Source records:
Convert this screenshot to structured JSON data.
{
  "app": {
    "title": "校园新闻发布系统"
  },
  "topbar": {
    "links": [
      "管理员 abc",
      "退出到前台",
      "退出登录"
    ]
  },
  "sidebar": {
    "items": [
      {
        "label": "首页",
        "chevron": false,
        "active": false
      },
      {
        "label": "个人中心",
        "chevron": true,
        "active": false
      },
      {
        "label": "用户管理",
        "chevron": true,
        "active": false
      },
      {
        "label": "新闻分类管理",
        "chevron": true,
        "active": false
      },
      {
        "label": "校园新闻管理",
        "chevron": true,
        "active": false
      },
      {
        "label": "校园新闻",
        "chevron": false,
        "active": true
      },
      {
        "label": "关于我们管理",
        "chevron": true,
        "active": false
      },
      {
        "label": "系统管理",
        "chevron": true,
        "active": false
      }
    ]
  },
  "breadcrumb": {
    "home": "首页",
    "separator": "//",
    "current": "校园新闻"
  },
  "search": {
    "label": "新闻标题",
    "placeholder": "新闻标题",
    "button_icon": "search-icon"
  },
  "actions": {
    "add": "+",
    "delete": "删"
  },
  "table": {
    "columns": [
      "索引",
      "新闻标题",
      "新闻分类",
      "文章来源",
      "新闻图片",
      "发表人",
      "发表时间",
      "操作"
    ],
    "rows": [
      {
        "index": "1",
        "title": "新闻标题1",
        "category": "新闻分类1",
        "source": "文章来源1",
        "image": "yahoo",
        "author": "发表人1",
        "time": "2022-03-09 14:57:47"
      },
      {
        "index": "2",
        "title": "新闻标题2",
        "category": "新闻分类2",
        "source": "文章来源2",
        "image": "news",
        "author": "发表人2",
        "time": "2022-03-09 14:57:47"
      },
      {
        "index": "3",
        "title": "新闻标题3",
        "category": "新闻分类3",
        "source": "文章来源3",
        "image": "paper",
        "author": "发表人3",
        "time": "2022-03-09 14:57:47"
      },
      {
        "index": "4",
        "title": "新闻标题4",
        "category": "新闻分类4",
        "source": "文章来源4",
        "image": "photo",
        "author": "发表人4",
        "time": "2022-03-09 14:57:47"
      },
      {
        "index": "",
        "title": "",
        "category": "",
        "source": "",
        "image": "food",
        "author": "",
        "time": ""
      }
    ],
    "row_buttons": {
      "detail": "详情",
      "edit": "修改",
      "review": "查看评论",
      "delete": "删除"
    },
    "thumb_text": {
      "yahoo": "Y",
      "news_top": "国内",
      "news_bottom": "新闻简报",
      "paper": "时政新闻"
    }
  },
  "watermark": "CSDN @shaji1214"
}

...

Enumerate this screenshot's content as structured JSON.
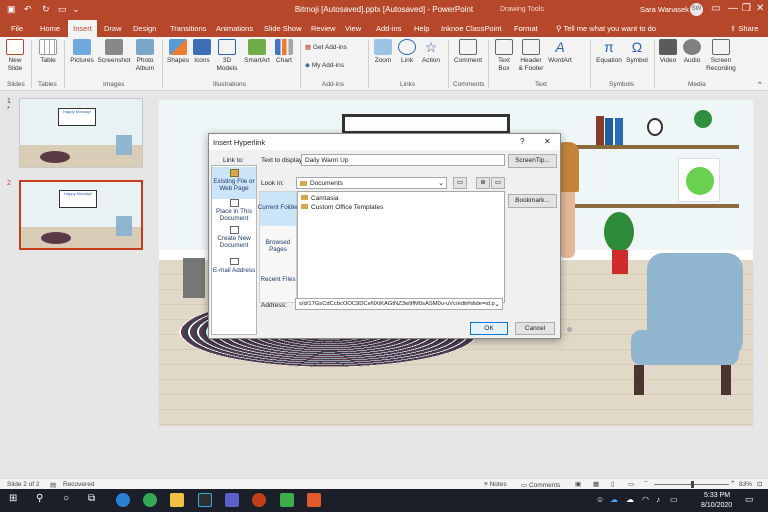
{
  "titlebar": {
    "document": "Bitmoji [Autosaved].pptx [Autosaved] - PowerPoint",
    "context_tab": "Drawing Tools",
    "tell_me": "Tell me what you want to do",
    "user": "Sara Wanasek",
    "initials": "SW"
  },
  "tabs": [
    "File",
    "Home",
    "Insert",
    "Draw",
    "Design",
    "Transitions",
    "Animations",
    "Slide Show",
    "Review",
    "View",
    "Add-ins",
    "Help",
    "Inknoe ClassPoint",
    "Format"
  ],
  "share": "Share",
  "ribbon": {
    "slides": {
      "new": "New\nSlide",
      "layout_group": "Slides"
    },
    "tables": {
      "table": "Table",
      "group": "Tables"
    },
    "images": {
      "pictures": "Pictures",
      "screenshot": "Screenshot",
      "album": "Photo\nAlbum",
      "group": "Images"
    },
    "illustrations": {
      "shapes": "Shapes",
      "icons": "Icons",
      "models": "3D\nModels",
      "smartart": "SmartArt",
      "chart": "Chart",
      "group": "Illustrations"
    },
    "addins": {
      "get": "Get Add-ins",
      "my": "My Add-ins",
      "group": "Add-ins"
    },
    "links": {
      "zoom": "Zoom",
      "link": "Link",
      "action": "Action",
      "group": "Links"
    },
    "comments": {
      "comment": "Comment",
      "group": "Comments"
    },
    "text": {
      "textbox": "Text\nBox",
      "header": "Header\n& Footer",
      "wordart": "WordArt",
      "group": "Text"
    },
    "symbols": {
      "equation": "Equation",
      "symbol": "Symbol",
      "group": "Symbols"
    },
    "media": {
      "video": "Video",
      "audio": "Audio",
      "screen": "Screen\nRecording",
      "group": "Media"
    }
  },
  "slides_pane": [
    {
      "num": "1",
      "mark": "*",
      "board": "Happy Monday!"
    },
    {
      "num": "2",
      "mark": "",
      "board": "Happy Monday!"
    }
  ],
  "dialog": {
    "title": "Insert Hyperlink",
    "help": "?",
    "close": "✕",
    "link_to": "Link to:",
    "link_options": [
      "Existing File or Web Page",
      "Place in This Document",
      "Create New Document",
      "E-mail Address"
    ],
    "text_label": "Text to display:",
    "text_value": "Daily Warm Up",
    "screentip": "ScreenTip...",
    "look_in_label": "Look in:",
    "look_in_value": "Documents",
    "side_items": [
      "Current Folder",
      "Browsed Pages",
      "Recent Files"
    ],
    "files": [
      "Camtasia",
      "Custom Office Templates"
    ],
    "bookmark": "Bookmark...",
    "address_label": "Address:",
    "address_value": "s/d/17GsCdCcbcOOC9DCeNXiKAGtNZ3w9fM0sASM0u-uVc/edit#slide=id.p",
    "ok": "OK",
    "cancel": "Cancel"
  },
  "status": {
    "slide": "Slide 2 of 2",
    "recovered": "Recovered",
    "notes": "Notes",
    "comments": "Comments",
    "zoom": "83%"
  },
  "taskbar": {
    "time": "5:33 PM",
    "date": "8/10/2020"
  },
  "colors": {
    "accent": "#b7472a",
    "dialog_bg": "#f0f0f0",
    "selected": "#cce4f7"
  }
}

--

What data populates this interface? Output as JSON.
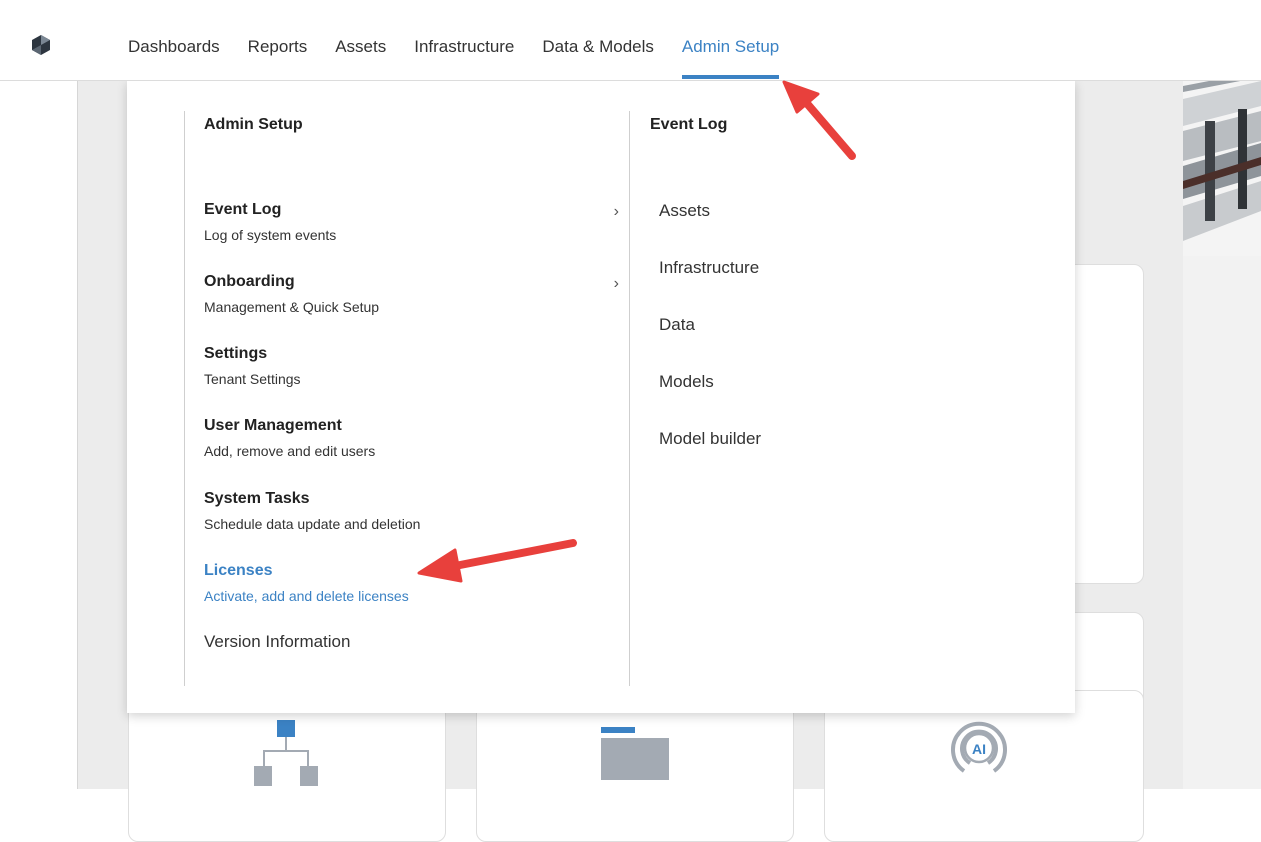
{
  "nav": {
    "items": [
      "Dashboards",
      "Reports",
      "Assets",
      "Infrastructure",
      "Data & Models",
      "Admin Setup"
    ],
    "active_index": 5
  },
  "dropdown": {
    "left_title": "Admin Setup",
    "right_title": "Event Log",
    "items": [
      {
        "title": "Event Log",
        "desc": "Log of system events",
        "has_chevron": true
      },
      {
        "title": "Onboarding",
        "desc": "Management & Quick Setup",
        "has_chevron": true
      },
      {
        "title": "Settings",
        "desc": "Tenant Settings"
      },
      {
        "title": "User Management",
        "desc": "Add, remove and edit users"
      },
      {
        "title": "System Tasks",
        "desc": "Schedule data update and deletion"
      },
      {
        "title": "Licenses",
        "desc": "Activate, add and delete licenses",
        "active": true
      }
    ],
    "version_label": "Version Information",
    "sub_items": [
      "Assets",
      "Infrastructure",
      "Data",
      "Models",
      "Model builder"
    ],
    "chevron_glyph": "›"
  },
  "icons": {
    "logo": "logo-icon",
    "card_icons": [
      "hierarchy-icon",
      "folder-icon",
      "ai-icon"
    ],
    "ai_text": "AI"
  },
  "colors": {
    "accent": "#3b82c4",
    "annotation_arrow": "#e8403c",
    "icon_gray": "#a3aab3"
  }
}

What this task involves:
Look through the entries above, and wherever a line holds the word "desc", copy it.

Written answer:
        "desc": "Log of system events",
        "desc": "Management & Quick Setup",
        "desc": "Tenant Settings"
        "desc": "Add, remove and edit users"
        "desc": "Schedule data update and deletion"
        "desc": "Activate, add and delete licenses",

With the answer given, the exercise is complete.